Items from an interface collection:
--------------------------------

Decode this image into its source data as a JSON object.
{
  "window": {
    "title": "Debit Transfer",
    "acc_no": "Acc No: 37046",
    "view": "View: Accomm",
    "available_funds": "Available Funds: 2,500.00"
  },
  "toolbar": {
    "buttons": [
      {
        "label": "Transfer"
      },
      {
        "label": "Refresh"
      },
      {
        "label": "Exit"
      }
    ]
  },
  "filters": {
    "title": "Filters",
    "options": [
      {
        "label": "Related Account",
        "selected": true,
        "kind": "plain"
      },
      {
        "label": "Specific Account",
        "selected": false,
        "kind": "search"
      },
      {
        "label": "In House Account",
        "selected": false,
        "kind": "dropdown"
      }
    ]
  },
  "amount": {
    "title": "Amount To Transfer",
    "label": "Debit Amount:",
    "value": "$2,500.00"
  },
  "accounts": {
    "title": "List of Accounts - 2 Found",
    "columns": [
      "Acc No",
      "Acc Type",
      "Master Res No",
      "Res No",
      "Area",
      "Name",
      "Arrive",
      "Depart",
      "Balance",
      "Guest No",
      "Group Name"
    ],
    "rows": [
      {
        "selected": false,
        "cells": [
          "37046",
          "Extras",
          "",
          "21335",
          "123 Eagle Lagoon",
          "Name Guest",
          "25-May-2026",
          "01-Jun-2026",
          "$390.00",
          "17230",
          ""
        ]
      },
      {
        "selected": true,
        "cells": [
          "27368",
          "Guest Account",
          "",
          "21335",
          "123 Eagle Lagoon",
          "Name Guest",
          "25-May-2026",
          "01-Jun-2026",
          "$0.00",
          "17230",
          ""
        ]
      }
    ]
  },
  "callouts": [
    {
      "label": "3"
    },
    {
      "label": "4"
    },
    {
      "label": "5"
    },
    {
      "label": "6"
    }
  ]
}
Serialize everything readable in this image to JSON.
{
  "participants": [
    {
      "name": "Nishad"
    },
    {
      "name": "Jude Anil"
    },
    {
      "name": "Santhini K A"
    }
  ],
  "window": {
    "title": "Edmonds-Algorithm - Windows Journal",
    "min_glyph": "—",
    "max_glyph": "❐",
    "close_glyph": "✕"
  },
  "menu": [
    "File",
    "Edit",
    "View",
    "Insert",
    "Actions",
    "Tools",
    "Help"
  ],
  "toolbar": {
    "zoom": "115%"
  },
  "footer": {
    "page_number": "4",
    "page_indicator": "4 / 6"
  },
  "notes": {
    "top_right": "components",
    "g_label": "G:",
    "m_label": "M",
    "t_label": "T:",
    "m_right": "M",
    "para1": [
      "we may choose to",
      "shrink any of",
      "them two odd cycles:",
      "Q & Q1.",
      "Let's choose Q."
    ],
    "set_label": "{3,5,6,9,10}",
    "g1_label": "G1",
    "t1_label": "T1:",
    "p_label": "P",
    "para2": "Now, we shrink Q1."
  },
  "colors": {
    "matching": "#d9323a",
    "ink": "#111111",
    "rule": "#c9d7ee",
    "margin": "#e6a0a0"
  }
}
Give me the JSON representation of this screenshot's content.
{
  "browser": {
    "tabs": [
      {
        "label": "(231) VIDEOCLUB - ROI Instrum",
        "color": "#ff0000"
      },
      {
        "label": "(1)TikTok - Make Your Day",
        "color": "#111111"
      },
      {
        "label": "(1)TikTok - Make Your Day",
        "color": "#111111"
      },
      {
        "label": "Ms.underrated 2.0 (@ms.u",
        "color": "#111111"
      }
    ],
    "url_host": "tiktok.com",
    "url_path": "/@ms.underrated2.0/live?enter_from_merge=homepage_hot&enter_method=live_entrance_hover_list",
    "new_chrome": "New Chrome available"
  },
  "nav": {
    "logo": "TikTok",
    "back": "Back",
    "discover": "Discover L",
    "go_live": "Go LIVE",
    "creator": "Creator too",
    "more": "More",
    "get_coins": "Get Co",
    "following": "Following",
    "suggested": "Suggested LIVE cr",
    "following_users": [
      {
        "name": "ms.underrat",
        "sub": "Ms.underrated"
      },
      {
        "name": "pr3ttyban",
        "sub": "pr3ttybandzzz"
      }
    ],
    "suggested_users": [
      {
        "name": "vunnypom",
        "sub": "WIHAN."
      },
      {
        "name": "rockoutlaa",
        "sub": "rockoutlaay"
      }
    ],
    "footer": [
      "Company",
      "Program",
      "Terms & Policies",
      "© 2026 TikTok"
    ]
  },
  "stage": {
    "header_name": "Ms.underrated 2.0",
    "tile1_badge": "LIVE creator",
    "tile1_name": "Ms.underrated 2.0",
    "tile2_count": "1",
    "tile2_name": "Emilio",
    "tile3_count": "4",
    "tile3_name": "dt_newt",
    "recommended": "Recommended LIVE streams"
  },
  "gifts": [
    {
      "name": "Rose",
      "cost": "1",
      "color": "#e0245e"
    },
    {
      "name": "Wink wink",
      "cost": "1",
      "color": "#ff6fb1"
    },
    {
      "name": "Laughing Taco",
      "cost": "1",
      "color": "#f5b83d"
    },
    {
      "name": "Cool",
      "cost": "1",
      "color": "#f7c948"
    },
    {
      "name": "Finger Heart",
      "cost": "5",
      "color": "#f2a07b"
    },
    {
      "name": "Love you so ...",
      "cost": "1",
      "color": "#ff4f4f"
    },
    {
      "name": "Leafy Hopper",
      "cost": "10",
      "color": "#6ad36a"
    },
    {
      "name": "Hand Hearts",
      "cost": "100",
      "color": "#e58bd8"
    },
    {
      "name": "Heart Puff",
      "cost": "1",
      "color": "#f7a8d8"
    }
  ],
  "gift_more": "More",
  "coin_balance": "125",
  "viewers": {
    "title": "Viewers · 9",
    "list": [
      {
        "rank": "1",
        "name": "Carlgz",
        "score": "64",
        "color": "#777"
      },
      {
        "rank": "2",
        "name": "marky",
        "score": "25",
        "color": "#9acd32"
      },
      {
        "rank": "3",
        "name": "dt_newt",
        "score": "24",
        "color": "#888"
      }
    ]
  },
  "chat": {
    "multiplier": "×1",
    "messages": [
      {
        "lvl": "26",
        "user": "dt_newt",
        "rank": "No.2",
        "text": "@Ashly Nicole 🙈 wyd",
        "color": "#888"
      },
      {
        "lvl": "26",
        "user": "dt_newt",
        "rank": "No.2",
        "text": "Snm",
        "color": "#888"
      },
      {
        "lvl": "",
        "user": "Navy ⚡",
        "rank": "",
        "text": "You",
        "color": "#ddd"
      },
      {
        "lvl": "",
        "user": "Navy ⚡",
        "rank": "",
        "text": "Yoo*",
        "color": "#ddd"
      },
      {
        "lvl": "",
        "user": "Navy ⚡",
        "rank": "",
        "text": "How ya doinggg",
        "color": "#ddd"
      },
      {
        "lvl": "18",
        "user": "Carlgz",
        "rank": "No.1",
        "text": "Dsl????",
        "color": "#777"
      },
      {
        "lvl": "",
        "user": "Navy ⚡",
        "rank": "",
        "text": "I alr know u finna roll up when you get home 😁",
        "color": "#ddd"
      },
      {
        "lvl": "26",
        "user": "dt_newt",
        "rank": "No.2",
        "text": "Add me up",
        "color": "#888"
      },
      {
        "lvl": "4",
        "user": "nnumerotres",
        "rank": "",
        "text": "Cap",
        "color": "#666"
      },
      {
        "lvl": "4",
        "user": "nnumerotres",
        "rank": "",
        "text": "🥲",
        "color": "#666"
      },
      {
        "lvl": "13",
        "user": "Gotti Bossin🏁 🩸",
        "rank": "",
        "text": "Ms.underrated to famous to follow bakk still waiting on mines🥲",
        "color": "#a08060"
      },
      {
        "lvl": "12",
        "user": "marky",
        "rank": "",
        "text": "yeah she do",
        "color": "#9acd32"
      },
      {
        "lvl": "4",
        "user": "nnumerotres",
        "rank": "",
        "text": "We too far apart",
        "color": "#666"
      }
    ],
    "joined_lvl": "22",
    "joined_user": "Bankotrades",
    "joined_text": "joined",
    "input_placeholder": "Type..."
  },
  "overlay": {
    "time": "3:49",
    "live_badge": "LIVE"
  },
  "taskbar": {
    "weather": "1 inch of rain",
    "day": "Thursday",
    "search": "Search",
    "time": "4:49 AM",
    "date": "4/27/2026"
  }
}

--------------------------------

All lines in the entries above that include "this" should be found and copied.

Decode this image into its source data as a JSON object.
Serialize everything readable in this image to JSON.
Give me the JSON representation of this screenshot's content.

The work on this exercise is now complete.